(Goal of the exercise): The complete data, repeated exactly, should form your response.

(Exercise inputs):
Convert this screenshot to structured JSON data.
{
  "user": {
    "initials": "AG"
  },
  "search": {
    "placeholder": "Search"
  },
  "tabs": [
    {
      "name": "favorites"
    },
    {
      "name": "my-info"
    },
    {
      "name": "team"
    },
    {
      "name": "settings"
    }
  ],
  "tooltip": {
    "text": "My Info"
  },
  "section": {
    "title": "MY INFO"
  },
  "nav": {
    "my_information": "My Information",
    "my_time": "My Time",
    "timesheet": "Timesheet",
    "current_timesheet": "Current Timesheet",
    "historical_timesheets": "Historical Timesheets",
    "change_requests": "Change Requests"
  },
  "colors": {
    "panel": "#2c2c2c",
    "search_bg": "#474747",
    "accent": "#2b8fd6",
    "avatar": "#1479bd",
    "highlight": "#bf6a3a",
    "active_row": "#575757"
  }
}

(Task output):
Convert this screenshot to structured JSON data.
{
  "user": {
    "initials": "AG"
  },
  "search": {
    "placeholder": "Search"
  },
  "tabs": [
    {
      "name": "favorites"
    },
    {
      "name": "my-info"
    },
    {
      "name": "team"
    },
    {
      "name": "settings"
    }
  ],
  "tooltip": {
    "text": "My Info"
  },
  "section": {
    "title": "MY INFO"
  },
  "nav": {
    "my_information": "My Information",
    "my_time": "My Time",
    "timesheet": "Timesheet",
    "current_timesheet": "Current Timesheet",
    "historical_timesheets": "Historical Timesheets",
    "change_requests": "Change Requests"
  },
  "colors": {
    "panel": "#2c2c2c",
    "search_bg": "#474747",
    "accent": "#2b8fd6",
    "avatar": "#1479bd",
    "highlight": "#bf6a3a",
    "active_row": "#575757"
  }
}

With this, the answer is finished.